- _What is being asked_: Please retype the records below exactly as they appear, but leave out the pictures.

- _Exercise inputs_:
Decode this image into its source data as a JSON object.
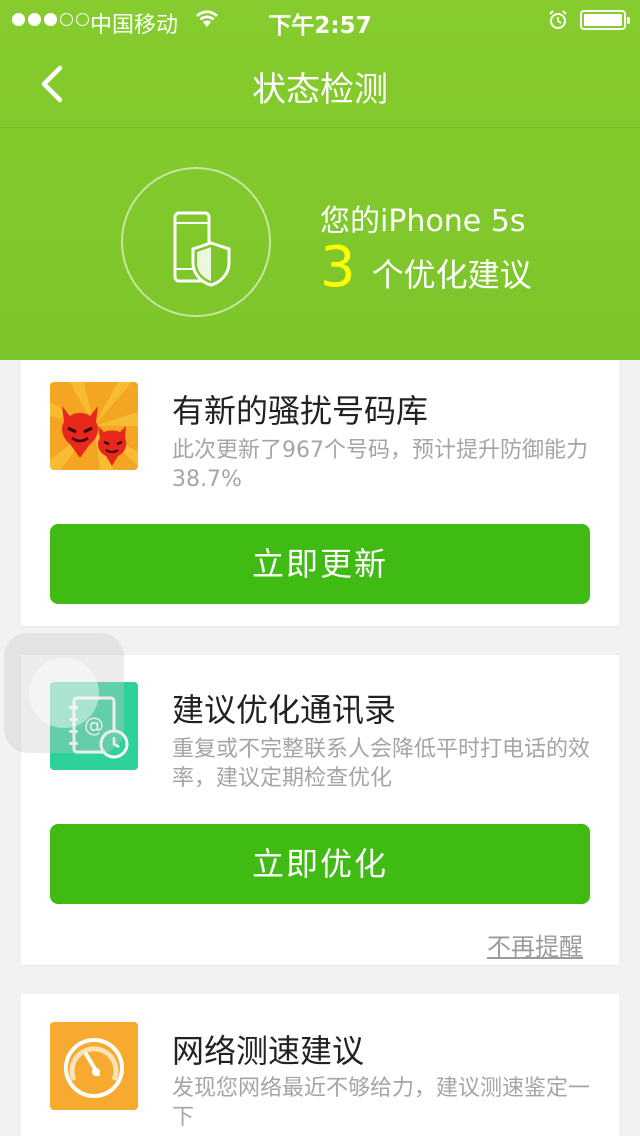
{
  "status_bar": {
    "carrier": "中国移动",
    "time": "下午2:57",
    "signal_bars_filled": 3,
    "signal_bars_total": 5
  },
  "nav": {
    "title": "状态检测",
    "back_icon": "chevron-left-icon"
  },
  "summary": {
    "device_line": "您的iPhone 5s",
    "count": "3",
    "suffix": "个优化建议",
    "icon": "phone-shield-icon"
  },
  "cards": [
    {
      "title": "有新的骚扰号码库",
      "description": "此次更新了967个号码，预计提升防御能力38.7%",
      "button": "立即更新",
      "icon": "devil-spam-icon"
    },
    {
      "title": "建议优化通讯录",
      "description": "重复或不完整联系人会降低平时打电话的效率，建议定期检查优化",
      "button": "立即优化",
      "dismiss": "不再提醒",
      "icon": "contacts-book-icon"
    },
    {
      "title": "网络测速建议",
      "description": "发现您网络最近不够给力，建议测速鉴定一下",
      "icon": "speedometer-icon"
    }
  ],
  "colors": {
    "header_green": "#7cc52a",
    "button_green": "#3fbb14",
    "highlight_yellow": "#ffff00"
  }
}
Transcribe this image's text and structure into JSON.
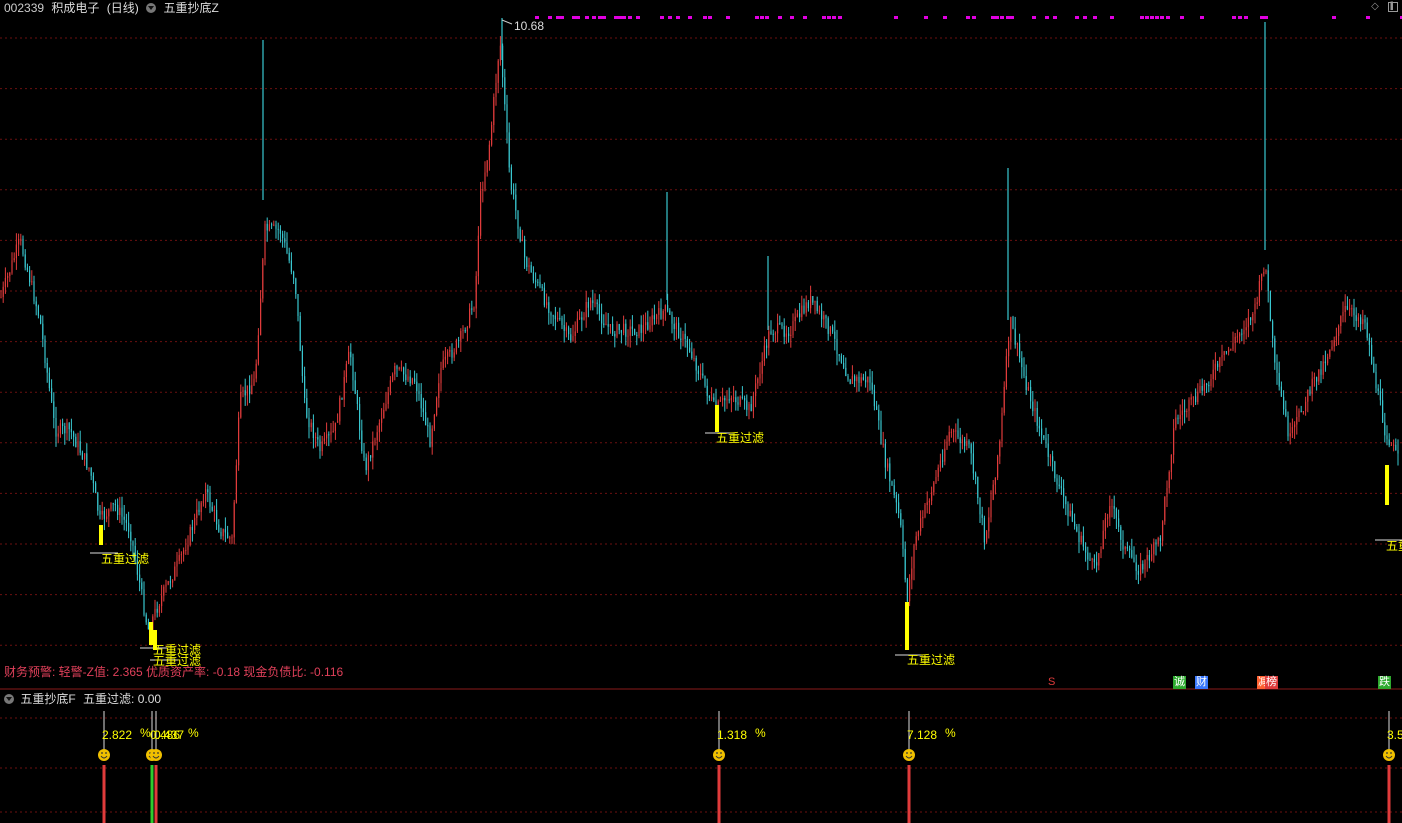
{
  "header": {
    "code": "002339",
    "name": "积成电子",
    "period": "(日线)",
    "indicator": "五重抄底Z"
  },
  "colors": {
    "up": "#e03b3b",
    "down": "#39c7d0",
    "signal": "#ffff00",
    "marker": "#e000e0",
    "grid": "#6b1010",
    "finance": "#e0405a"
  },
  "main_chart": {
    "high_label": "10.68",
    "signal_label": "五重过滤",
    "finance_text": "财务预警: 轻警-Z值: 2.365 优质资产率: -0.18 现金负债比: -0.116"
  },
  "badges": [
    {
      "text": "S",
      "color": "#e03b3b"
    },
    {
      "text": "诚",
      "color": "#2eaa2e"
    },
    {
      "text": "财",
      "color": "#3a78ff"
    },
    {
      "text": "减",
      "color": "#ff6030"
    },
    {
      "text": "榜",
      "color": "#e03b3b"
    },
    {
      "text": "跌",
      "color": "#2eaa2e"
    }
  ],
  "sub_chart": {
    "title": "五重抄底F",
    "value_text": "五重过滤: 0.00",
    "pct_symbol": "%",
    "labels": [
      "2.822",
      "0.486",
      "0.437",
      "1.318",
      "7.128",
      "3.5"
    ]
  }
}
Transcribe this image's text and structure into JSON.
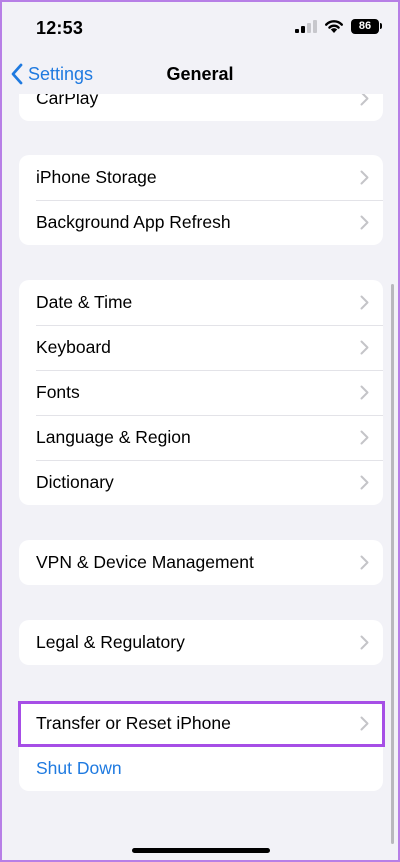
{
  "status_bar": {
    "time": "12:53",
    "battery": "86"
  },
  "nav": {
    "back_label": "Settings",
    "title": "General"
  },
  "groups": [
    {
      "rows": [
        "CarPlay"
      ]
    },
    {
      "rows": [
        "iPhone Storage",
        "Background App Refresh"
      ]
    },
    {
      "rows": [
        "Date & Time",
        "Keyboard",
        "Fonts",
        "Language & Region",
        "Dictionary"
      ]
    },
    {
      "rows": [
        "VPN & Device Management"
      ]
    },
    {
      "rows": [
        "Legal & Regulatory"
      ]
    },
    {
      "rows": [
        "Transfer or Reset iPhone",
        "Shut Down"
      ]
    }
  ],
  "colors": {
    "accent": "#1f7ae0",
    "highlight": "#a64ee6",
    "background": "#f2f2f7"
  }
}
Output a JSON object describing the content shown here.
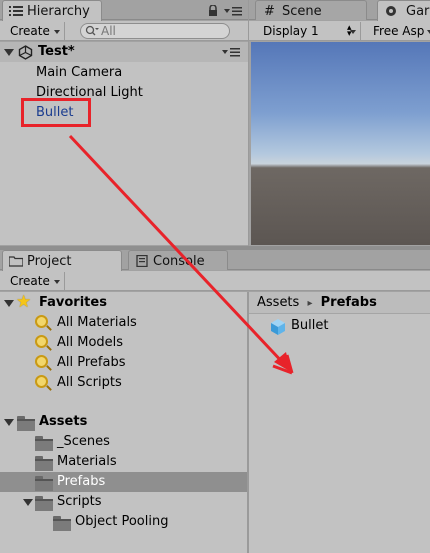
{
  "hierarchy": {
    "tab_label": "Hierarchy",
    "create_label": "Create",
    "search_placeholder": "All",
    "scene_name": "Test*",
    "items": [
      {
        "label": "Main Camera"
      },
      {
        "label": "Directional Light"
      },
      {
        "label": "Bullet"
      }
    ]
  },
  "scene_tabs": {
    "scene_label": "Scene",
    "game_label": "Gar",
    "display_label": "Display 1",
    "aspect_label": "Free Asp"
  },
  "project": {
    "tab_label": "Project",
    "console_tab_label": "Console",
    "create_label": "Create",
    "favorites_label": "Favorites",
    "favorites": [
      {
        "label": "All Materials"
      },
      {
        "label": "All Models"
      },
      {
        "label": "All Prefabs"
      },
      {
        "label": "All Scripts"
      }
    ],
    "assets_label": "Assets",
    "folders": [
      {
        "label": "_Scenes"
      },
      {
        "label": "Materials"
      },
      {
        "label": "Prefabs"
      },
      {
        "label": "Scripts"
      },
      {
        "label": "Object Pooling"
      }
    ],
    "breadcrumb": {
      "root": "Assets",
      "separator": "▸",
      "current": "Prefabs"
    },
    "files": [
      {
        "label": "Bullet"
      }
    ]
  },
  "colors": {
    "panel": "#c2c2c2",
    "selection": "#8f8f8f",
    "annotation_red": "#e8232a",
    "highlight_text": "#1a3c8f"
  }
}
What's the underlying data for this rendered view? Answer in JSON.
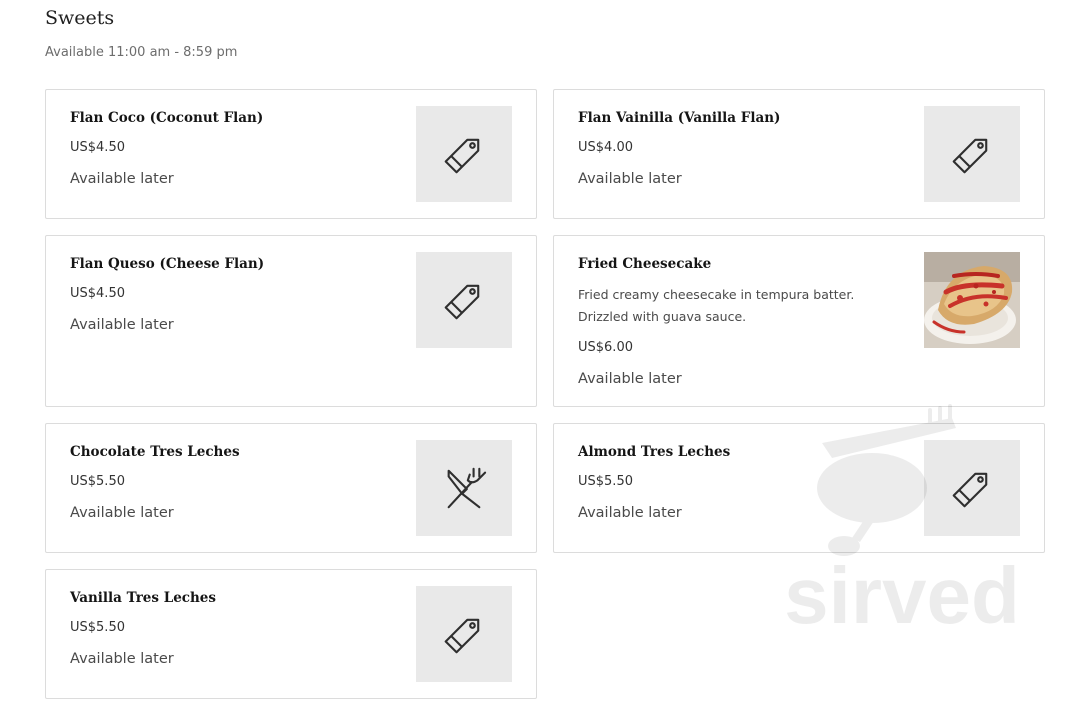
{
  "section": {
    "title": "Sweets",
    "hours": "Available 11:00 am - 8:59 pm"
  },
  "items": [
    {
      "name": "Flan Coco (Coconut Flan)",
      "price": "US$4.50",
      "availability": "Available later",
      "icon": "tag-icon"
    },
    {
      "name": "Flan Vainilla (Vanilla Flan)",
      "price": "US$4.00",
      "availability": "Available later",
      "icon": "tag-icon"
    },
    {
      "name": "Flan Queso (Cheese Flan)",
      "price": "US$4.50",
      "availability": "Available later",
      "icon": "tag-icon"
    },
    {
      "name": "Fried Cheesecake",
      "description": "Fried creamy cheesecake in tempura batter. Drizzled with guava sauce.",
      "price": "US$6.00",
      "availability": "Available later",
      "icon": "cheesecake-photo"
    },
    {
      "name": "Chocolate Tres Leches",
      "price": "US$5.50",
      "availability": "Available later",
      "icon": "fork-knife-icon"
    },
    {
      "name": "Almond Tres Leches",
      "price": "US$5.50",
      "availability": "Available later",
      "icon": "tag-icon"
    },
    {
      "name": "Vanilla Tres Leches",
      "price": "US$5.50",
      "availability": "Available later",
      "icon": "tag-icon"
    }
  ],
  "watermark": {
    "text": "sirved"
  },
  "colors": {
    "card_border": "#dcdcdc",
    "thumb_bg": "#e9e9e9",
    "icon_stroke": "#2f2f2f",
    "guava_sauce": "#c8322a"
  }
}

- _Response to this task_:
Decode this image into its source data as a JSON object.
{
  "status_bar": {
    "carrier": "中国移动",
    "time": "下午2:57",
    "signal_bars_filled": 3,
    "signal_bars_total": 5
  },
  "nav": {
    "title": "状态检测",
    "back_icon": "chevron-left-icon"
  },
  "summary": {
    "device_line": "您的iPhone 5s",
    "count": "3",
    "suffix": "个优化建议",
    "icon": "phone-shield-icon"
  },
  "cards": [
    {
      "title": "有新的骚扰号码库",
      "description": "此次更新了967个号码，预计提升防御能力38.7%",
      "button": "立即更新",
      "icon": "devil-spam-icon"
    },
    {
      "title": "建议优化通讯录",
      "description": "重复或不完整联系人会降低平时打电话的效率，建议定期检查优化",
      "button": "立即优化",
      "dismiss": "不再提醒",
      "icon": "contacts-book-icon"
    },
    {
      "title": "网络测速建议",
      "description": "发现您网络最近不够给力，建议测速鉴定一下",
      "icon": "speedometer-icon"
    }
  ],
  "colors": {
    "header_green": "#7cc52a",
    "button_green": "#3fbb14",
    "highlight_yellow": "#ffff00"
  }
}
Transcribe this image's text and structure into JSON.
{
  "header": {
    "code": "002339",
    "name": "积成电子",
    "period": "(日线)",
    "indicator": "五重抄底Z"
  },
  "colors": {
    "up": "#e03b3b",
    "down": "#39c7d0",
    "signal": "#ffff00",
    "marker": "#e000e0",
    "grid": "#6b1010",
    "finance": "#e0405a"
  },
  "main_chart": {
    "high_label": "10.68",
    "signal_label": "五重过滤",
    "finance_text": "财务预警: 轻警-Z值: 2.365 优质资产率: -0.18 现金负债比: -0.116"
  },
  "badges": [
    {
      "text": "S",
      "color": "#e03b3b"
    },
    {
      "text": "诚",
      "color": "#2eaa2e"
    },
    {
      "text": "财",
      "color": "#3a78ff"
    },
    {
      "text": "减",
      "color": "#ff6030"
    },
    {
      "text": "榜",
      "color": "#e03b3b"
    },
    {
      "text": "跌",
      "color": "#2eaa2e"
    }
  ],
  "sub_chart": {
    "title": "五重抄底F",
    "value_text": "五重过滤: 0.00",
    "pct_symbol": "%",
    "labels": [
      "2.822",
      "0.486",
      "0.437",
      "1.318",
      "7.128",
      "3.5"
    ]
  }
}
Transcribe this image's text and structure into JSON.
{
  "status_bar": {
    "time": "12:53",
    "battery": "86"
  },
  "nav": {
    "back_label": "Settings",
    "title": "General"
  },
  "groups": [
    {
      "rows": [
        "CarPlay"
      ]
    },
    {
      "rows": [
        "iPhone Storage",
        "Background App Refresh"
      ]
    },
    {
      "rows": [
        "Date & Time",
        "Keyboard",
        "Fonts",
        "Language & Region",
        "Dictionary"
      ]
    },
    {
      "rows": [
        "VPN & Device Management"
      ]
    },
    {
      "rows": [
        "Legal & Regulatory"
      ]
    },
    {
      "rows": [
        "Transfer or Reset iPhone",
        "Shut Down"
      ]
    }
  ],
  "colors": {
    "accent": "#1f7ae0",
    "highlight": "#a64ee6",
    "background": "#f2f2f7"
  }
}
Output a JSON object describing the content shown here.
{
  "hierarchy": {
    "tab_label": "Hierarchy",
    "create_label": "Create",
    "search_placeholder": "All",
    "scene_name": "Test*",
    "items": [
      {
        "label": "Main Camera"
      },
      {
        "label": "Directional Light"
      },
      {
        "label": "Bullet"
      }
    ]
  },
  "scene_tabs": {
    "scene_label": "Scene",
    "game_label": "Gar",
    "display_label": "Display 1",
    "aspect_label": "Free Asp"
  },
  "project": {
    "tab_label": "Project",
    "console_tab_label": "Console",
    "create_label": "Create",
    "favorites_label": "Favorites",
    "favorites": [
      {
        "label": "All Materials"
      },
      {
        "label": "All Models"
      },
      {
        "label": "All Prefabs"
      },
      {
        "label": "All Scripts"
      }
    ],
    "assets_label": "Assets",
    "folders": [
      {
        "label": "_Scenes"
      },
      {
        "label": "Materials"
      },
      {
        "label": "Prefabs"
      },
      {
        "label": "Scripts"
      },
      {
        "label": "Object Pooling"
      }
    ],
    "breadcrumb": {
      "root": "Assets",
      "separator": "▸",
      "current": "Prefabs"
    },
    "files": [
      {
        "label": "Bullet"
      }
    ]
  },
  "colors": {
    "panel": "#c2c2c2",
    "selection": "#8f8f8f",
    "annotation_red": "#e8232a",
    "highlight_text": "#1a3c8f"
  }
}
What's the underlying data for this rendered view? Answer in JSON.
{
  "section": {
    "title": "Sweets",
    "hours": "Available 11:00 am - 8:59 pm"
  },
  "items": [
    {
      "name": "Flan Coco (Coconut Flan)",
      "price": "US$4.50",
      "availability": "Available later",
      "icon": "tag-icon"
    },
    {
      "name": "Flan Vainilla (Vanilla Flan)",
      "price": "US$4.00",
      "availability": "Available later",
      "icon": "tag-icon"
    },
    {
      "name": "Flan Queso (Cheese Flan)",
      "price": "US$4.50",
      "availability": "Available later",
      "icon": "tag-icon"
    },
    {
      "name": "Fried Cheesecake",
      "description": "Fried creamy cheesecake in tempura batter. Drizzled with guava sauce.",
      "price": "US$6.00",
      "availability": "Available later",
      "icon": "cheesecake-photo"
    },
    {
      "name": "Chocolate Tres Leches",
      "price": "US$5.50",
      "availability": "Available later",
      "icon": "fork-knife-icon"
    },
    {
      "name": "Almond Tres Leches",
      "price": "US$5.50",
      "availability": "Available later",
      "icon": "tag-icon"
    },
    {
      "name": "Vanilla Tres Leches",
      "price": "US$5.50",
      "availability": "Available later",
      "icon": "tag-icon"
    }
  ],
  "watermark": {
    "text": "sirved"
  },
  "colors": {
    "card_border": "#dcdcdc",
    "thumb_bg": "#e9e9e9",
    "icon_stroke": "#2f2f2f",
    "guava_sauce": "#c8322a"
  }
}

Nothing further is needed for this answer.